→ **Task prompt**
Every line that holds the word "Display" needs to be copied from the data below.
━━━━━ Input for this task ━━━━━
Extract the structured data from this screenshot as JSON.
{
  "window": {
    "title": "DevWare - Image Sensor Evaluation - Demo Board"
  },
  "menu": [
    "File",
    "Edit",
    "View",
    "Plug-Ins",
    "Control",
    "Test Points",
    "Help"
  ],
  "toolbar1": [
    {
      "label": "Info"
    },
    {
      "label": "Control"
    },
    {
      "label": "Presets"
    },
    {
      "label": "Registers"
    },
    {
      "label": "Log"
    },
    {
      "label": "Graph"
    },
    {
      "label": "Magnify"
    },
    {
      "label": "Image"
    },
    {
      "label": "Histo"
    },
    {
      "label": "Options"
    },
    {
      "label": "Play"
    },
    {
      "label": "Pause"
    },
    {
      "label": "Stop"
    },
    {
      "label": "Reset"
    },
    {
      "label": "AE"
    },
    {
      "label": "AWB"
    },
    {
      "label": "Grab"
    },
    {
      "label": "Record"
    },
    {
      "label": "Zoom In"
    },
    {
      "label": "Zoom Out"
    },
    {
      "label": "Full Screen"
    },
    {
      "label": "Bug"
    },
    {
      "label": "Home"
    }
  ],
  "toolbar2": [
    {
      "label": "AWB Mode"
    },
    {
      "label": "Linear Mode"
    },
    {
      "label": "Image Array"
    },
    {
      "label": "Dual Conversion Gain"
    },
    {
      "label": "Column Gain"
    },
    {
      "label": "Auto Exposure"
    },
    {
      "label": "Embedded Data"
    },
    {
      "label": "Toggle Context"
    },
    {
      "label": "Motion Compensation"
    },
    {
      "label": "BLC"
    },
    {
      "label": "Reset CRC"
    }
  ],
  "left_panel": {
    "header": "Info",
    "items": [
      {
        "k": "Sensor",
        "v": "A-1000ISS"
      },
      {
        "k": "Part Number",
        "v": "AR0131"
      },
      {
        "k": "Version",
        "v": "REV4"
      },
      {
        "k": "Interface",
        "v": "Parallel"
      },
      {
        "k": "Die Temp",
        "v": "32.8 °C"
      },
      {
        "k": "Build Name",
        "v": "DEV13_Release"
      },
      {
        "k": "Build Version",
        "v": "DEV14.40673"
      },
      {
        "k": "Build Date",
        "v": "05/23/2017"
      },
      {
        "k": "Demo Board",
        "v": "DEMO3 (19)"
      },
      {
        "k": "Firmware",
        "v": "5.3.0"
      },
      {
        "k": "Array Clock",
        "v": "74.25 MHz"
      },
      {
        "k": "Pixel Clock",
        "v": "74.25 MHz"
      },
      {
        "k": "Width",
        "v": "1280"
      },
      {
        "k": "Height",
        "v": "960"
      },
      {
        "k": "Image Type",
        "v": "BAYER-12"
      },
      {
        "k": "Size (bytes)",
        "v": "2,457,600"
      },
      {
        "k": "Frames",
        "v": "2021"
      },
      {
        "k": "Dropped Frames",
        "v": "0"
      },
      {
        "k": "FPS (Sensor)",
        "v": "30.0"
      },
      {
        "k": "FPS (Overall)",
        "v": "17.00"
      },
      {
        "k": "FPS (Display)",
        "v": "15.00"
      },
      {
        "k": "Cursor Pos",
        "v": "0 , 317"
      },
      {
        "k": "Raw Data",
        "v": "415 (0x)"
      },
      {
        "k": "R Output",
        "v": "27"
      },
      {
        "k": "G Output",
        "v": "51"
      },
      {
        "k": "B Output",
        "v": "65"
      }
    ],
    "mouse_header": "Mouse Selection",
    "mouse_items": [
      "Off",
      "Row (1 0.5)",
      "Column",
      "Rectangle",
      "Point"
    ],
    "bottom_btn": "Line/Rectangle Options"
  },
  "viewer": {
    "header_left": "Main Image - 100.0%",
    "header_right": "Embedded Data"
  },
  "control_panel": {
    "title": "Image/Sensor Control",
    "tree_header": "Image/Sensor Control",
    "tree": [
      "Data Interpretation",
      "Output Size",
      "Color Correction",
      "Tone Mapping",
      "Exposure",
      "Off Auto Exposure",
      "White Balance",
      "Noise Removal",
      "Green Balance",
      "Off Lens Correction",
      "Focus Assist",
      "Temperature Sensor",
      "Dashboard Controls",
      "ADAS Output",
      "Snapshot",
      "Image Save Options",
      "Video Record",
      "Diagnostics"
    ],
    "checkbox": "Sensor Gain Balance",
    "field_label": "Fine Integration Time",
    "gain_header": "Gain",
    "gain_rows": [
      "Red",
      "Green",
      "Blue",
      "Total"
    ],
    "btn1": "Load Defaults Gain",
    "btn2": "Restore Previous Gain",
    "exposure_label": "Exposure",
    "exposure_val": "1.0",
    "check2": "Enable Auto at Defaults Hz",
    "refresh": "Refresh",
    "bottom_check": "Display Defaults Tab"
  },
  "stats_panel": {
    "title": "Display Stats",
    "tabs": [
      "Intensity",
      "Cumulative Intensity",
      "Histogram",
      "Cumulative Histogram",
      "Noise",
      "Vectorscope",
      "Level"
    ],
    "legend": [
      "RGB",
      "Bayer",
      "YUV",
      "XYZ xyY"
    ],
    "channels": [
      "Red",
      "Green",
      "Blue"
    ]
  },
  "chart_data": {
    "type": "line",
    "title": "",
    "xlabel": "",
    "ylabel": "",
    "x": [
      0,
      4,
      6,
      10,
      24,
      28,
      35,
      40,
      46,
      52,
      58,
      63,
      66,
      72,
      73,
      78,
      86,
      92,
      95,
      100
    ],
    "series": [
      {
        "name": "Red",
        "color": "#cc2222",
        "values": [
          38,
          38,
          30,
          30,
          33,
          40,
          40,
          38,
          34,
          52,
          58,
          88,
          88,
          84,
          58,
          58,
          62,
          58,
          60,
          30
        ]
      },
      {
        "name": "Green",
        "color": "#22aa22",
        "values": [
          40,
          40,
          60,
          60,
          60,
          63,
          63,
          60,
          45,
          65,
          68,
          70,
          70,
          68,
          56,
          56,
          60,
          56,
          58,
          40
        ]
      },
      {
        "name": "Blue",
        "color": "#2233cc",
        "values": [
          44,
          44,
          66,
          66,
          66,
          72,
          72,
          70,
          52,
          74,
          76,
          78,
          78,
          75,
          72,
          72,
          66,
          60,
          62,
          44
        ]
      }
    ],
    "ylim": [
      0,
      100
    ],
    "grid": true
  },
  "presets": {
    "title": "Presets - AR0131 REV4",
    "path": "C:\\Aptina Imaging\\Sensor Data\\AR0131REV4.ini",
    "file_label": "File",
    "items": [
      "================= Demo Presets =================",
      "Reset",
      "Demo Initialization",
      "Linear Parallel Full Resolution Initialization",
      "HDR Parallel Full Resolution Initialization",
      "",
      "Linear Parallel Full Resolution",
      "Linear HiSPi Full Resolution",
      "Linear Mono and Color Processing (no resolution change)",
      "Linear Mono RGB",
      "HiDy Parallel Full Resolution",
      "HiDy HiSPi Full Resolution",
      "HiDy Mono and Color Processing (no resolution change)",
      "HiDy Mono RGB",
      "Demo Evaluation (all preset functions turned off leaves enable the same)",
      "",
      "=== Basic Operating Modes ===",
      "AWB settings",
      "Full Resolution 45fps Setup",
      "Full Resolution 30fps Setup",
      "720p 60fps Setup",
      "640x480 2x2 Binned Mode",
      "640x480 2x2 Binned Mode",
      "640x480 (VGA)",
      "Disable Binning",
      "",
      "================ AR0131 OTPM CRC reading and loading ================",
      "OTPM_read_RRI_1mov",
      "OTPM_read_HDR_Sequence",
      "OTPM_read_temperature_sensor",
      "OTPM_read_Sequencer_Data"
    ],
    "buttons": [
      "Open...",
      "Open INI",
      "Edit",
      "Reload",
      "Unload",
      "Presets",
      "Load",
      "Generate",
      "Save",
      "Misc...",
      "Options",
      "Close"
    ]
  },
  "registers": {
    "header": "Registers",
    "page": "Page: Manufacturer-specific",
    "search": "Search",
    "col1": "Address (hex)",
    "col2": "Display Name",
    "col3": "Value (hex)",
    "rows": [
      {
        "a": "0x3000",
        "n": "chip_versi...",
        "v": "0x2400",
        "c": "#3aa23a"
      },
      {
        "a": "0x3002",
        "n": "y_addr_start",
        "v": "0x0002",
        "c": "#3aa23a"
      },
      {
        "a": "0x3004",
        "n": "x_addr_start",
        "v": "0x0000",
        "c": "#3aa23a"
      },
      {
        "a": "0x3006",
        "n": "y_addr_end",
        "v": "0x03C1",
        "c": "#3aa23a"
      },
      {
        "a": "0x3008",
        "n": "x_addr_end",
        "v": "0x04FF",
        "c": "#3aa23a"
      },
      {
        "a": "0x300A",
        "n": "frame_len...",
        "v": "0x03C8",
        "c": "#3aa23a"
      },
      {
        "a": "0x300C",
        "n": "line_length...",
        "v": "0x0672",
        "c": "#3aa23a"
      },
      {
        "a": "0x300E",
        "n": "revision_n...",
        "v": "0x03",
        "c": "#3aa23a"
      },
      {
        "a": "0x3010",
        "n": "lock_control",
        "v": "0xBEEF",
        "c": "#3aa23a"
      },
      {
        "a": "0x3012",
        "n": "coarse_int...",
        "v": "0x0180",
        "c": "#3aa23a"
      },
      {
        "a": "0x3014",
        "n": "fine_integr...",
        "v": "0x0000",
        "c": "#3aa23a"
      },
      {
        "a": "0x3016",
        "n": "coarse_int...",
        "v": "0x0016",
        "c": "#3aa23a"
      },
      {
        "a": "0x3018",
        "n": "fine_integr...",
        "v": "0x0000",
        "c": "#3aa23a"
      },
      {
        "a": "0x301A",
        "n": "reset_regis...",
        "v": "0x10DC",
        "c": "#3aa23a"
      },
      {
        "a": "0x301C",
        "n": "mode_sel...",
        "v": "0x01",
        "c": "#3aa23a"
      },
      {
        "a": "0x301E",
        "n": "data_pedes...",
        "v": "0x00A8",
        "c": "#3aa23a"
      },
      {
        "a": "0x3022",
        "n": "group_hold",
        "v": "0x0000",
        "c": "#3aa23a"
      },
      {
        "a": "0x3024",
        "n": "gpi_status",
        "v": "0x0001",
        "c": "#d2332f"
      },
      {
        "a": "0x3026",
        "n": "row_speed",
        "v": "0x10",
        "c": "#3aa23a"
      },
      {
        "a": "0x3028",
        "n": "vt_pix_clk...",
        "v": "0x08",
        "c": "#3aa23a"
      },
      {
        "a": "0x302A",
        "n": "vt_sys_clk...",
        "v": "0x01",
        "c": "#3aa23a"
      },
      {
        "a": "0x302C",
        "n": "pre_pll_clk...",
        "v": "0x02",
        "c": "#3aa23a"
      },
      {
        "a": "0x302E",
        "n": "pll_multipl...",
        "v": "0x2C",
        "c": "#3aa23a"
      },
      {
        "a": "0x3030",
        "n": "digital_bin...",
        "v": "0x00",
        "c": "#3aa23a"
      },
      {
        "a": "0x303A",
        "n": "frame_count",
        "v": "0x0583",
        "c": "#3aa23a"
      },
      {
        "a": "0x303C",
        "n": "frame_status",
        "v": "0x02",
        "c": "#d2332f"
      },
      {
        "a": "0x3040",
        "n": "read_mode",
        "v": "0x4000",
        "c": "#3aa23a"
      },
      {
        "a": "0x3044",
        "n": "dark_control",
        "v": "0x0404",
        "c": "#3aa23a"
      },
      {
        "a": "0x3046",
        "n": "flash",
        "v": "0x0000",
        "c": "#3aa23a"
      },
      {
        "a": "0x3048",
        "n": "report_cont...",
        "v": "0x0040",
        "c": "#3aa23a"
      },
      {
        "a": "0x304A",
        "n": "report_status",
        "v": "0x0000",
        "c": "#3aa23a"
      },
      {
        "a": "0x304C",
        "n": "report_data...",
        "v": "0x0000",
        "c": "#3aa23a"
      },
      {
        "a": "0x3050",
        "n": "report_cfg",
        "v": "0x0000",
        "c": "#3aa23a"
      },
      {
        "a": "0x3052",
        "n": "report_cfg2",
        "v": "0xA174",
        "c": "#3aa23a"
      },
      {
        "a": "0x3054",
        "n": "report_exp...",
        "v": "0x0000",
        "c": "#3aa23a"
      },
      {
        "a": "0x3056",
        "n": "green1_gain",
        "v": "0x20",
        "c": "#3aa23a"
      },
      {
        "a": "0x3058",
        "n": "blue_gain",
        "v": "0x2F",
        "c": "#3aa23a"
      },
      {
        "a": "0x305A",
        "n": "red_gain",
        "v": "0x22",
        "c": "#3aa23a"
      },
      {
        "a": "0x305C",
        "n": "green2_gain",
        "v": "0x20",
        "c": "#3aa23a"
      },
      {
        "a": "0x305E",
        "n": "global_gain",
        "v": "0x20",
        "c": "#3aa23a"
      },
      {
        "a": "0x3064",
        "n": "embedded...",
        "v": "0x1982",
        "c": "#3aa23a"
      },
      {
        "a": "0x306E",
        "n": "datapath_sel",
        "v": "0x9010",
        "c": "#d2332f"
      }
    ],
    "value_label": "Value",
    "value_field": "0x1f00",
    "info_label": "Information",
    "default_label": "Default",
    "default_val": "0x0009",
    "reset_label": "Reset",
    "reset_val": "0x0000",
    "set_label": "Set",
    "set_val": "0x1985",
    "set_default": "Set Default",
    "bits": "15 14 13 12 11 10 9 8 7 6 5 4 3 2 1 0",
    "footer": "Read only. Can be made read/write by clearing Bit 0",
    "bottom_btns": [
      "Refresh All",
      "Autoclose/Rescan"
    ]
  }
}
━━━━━
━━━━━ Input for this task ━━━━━
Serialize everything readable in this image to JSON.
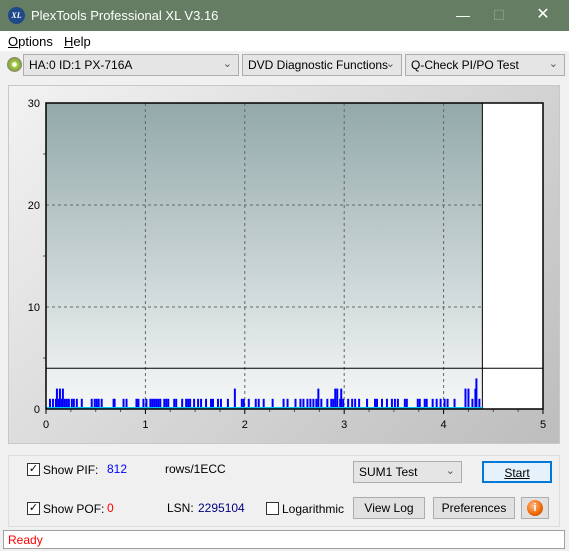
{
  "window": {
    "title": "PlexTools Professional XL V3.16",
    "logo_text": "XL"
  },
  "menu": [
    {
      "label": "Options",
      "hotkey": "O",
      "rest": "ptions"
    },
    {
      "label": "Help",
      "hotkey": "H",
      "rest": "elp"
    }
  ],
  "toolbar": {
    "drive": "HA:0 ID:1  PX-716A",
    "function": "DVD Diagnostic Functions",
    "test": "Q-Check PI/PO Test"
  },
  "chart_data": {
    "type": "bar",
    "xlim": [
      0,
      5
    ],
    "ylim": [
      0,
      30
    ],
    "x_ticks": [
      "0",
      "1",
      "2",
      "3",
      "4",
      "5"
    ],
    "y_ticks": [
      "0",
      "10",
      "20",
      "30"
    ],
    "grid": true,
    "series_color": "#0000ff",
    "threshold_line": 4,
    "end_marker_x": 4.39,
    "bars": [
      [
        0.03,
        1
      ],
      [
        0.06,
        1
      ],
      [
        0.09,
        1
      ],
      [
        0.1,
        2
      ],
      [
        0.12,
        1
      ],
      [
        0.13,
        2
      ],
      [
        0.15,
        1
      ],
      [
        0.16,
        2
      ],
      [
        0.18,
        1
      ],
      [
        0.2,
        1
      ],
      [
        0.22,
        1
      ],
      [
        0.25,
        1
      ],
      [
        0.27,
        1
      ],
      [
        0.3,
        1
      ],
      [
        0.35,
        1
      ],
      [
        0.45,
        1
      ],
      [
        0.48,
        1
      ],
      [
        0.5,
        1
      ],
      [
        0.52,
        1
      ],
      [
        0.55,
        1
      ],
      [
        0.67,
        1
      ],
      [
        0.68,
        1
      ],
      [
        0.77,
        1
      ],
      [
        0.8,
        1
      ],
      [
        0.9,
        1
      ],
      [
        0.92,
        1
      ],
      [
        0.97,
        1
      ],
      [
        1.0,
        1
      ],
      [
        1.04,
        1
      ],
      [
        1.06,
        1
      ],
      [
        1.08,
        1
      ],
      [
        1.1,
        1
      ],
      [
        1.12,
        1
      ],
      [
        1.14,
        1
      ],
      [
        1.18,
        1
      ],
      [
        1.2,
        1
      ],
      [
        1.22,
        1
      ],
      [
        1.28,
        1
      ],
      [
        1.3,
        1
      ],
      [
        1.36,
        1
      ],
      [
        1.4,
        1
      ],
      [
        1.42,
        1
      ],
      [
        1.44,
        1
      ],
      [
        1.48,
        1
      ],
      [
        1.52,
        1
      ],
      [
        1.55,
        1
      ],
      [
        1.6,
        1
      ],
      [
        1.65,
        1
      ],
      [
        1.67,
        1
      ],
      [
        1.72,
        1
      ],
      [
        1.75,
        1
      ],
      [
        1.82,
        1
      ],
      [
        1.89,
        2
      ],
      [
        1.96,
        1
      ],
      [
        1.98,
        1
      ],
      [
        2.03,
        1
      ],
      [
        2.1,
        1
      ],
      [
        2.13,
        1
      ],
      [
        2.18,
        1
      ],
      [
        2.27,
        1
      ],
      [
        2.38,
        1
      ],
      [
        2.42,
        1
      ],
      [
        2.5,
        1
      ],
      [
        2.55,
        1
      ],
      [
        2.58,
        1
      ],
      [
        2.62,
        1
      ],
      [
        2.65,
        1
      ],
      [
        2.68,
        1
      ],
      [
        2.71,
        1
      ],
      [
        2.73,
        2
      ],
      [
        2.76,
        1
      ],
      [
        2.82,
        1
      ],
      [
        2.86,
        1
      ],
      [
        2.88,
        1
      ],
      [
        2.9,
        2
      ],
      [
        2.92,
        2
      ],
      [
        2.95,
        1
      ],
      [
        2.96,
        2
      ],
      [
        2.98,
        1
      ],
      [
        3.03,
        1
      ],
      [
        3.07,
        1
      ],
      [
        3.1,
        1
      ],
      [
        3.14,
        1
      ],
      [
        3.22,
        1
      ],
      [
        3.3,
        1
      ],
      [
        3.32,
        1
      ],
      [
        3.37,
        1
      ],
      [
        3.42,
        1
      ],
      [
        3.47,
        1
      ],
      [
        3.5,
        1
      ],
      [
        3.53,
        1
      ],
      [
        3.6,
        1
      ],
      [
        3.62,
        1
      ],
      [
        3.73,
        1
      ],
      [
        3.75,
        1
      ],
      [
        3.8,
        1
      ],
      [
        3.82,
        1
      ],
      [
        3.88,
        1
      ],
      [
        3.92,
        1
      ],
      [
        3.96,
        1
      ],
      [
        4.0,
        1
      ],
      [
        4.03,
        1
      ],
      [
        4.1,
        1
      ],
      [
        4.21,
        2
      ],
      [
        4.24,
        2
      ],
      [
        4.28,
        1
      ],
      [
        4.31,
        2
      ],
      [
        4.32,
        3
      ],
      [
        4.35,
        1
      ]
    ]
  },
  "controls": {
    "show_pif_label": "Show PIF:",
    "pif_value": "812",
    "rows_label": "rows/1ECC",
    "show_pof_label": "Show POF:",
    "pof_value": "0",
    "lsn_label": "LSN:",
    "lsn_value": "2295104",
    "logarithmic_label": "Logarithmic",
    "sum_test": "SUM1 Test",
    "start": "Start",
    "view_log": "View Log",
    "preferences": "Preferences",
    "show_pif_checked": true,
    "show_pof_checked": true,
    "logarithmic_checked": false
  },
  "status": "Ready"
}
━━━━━
→ **Result of the task**
        "k": "FPS (Display)",
    "bottom_check": "Display Defaults Tab"
    "title": "Display Stats",
    "col2": "Display Name",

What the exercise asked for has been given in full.